(Items from an interface collection)
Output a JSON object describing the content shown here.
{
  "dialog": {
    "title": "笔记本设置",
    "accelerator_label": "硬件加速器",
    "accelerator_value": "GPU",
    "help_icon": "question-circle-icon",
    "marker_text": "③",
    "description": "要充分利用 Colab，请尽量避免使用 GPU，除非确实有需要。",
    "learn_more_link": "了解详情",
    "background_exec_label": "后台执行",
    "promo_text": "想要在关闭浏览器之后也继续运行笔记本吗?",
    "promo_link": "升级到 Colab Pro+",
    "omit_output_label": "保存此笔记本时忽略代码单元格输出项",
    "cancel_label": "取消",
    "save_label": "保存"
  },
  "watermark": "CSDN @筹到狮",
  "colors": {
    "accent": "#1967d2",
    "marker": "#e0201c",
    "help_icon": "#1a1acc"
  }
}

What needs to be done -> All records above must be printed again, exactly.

Solution to this task ->
Output a JSON object describing the content shown here.
{
  "dialog": {
    "title": "笔记本设置",
    "accelerator_label": "硬件加速器",
    "accelerator_value": "GPU",
    "help_icon": "question-circle-icon",
    "marker_text": "③",
    "description": "要充分利用 Colab，请尽量避免使用 GPU，除非确实有需要。",
    "learn_more_link": "了解详情",
    "background_exec_label": "后台执行",
    "promo_text": "想要在关闭浏览器之后也继续运行笔记本吗?",
    "promo_link": "升级到 Colab Pro+",
    "omit_output_label": "保存此笔记本时忽略代码单元格输出项",
    "cancel_label": "取消",
    "save_label": "保存"
  },
  "watermark": "CSDN @筹到狮",
  "colors": {
    "accent": "#1967d2",
    "marker": "#e0201c",
    "help_icon": "#1a1acc"
  }
}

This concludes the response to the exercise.